**EXERCISE BRIEF**
Return, from the material below, each line in which "circle" occurs.

===

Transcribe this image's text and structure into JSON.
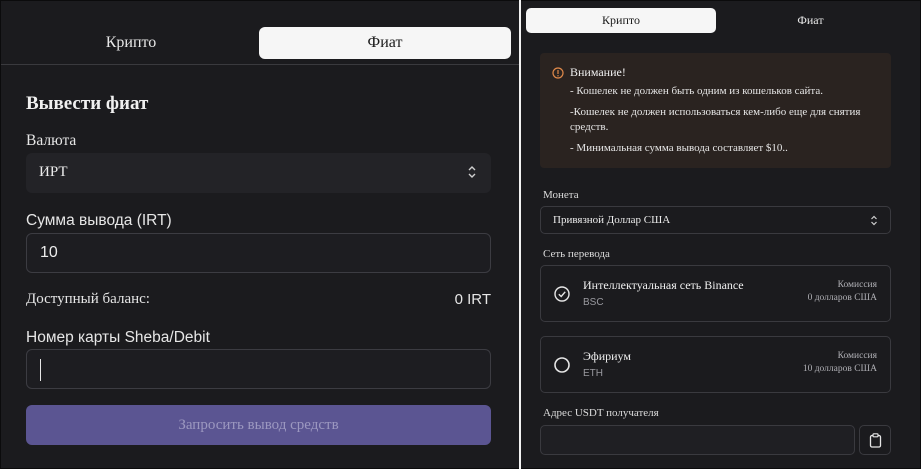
{
  "left": {
    "tabs": [
      "Крипто",
      "Фиат"
    ],
    "title": "Вывести фиат",
    "currency_label": "Валюта",
    "currency_value": "ИРТ",
    "amount_label": "Сумма вывода (IRT)",
    "amount_value": "10",
    "balance_label": "Доступный баланс:",
    "balance_value": "0 IRT",
    "card_label": "Номер карты Sheba/Debit",
    "card_value": "",
    "submit_label": "Запросить вывод средств"
  },
  "right": {
    "tabs": [
      "Крипто",
      "Фиат"
    ],
    "warning": {
      "title": "Внимание!",
      "lines": [
        "- Кошелек не должен быть одним из кошельков сайта.",
        "-Кошелек не должен использоваться кем-либо еще для снятия средств.",
        "- Минимальная сумма вывода составляет $10.."
      ]
    },
    "coin_label": "Монета",
    "coin_value": "Привязной Доллар США",
    "network_label": "Сеть перевода",
    "networks": [
      {
        "name": "Интеллектуальная сеть Binance",
        "code": "BSC",
        "fee_label": "Комиссия",
        "fee_value": "0 долларов США",
        "selected": true
      },
      {
        "name": "Эфириум",
        "code": "ETH",
        "fee_label": "Комиссия",
        "fee_value": "10 долларов США",
        "selected": false
      }
    ],
    "address_label": "Адрес USDT получателя",
    "address_value": ""
  },
  "icons": {
    "select_chevron": "chevron-up-down-icon",
    "warning": "info-circle-icon",
    "radio_selected": "check-circle-icon",
    "radio_empty": "empty-circle-icon",
    "paste": "clipboard-icon"
  },
  "colors": {
    "background": "#1b1b1e",
    "submit_button": "#5b5592",
    "warning_bg": "#2a2320",
    "warning_icon": "#e0894a",
    "active_tab": "#f6f6f6"
  }
}
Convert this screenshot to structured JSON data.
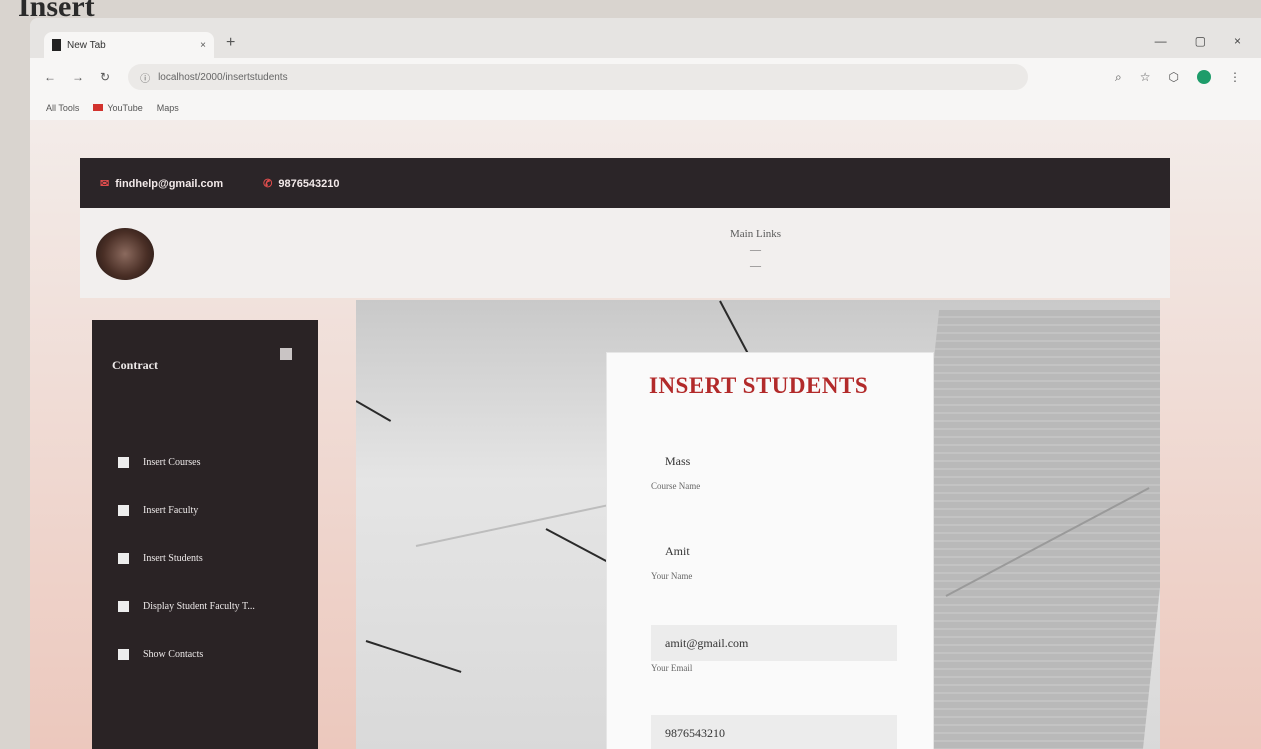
{
  "photo_caption": "Insert",
  "browser": {
    "tab_title": "New Tab",
    "tab_close": "×",
    "new_tab": "+",
    "window_controls": [
      "—",
      "▢",
      "×"
    ],
    "nav": [
      "←",
      "→",
      "↻"
    ],
    "url": "localhost/2000/insertstudents",
    "bookmarks": [
      "All Tools",
      "YouTube",
      "Maps"
    ]
  },
  "site": {
    "email": "findhelp@gmail.com",
    "phone": "9876543210",
    "nav_links": [
      "Main Links",
      "—",
      "—"
    ]
  },
  "sidebar": {
    "title": "Contract",
    "items": [
      "Insert Courses",
      "Insert Faculty",
      "Insert Students",
      "Display Student Faculty T...",
      "Show Contacts"
    ]
  },
  "form": {
    "title": "INSERT STUDENTS",
    "fields": [
      {
        "value": "Mass",
        "label": "Course Name"
      },
      {
        "value": "Amit",
        "label": "Your Name"
      },
      {
        "value": "amit@gmail.com",
        "label": "Your Email"
      },
      {
        "value": "9876543210",
        "label": ""
      }
    ]
  },
  "colors": {
    "topbar": "#2b2528",
    "sidebar": "#2a2325",
    "title_red": "#b22a2a",
    "page_gradient_end": "#ecc8bd"
  }
}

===

**RESPONSE TO THE EXERCISE**
    "warning": "info-circle-icon",
    "radio_selected": "check-circle-icon",
    "radio_empty": "empty-circle-icon",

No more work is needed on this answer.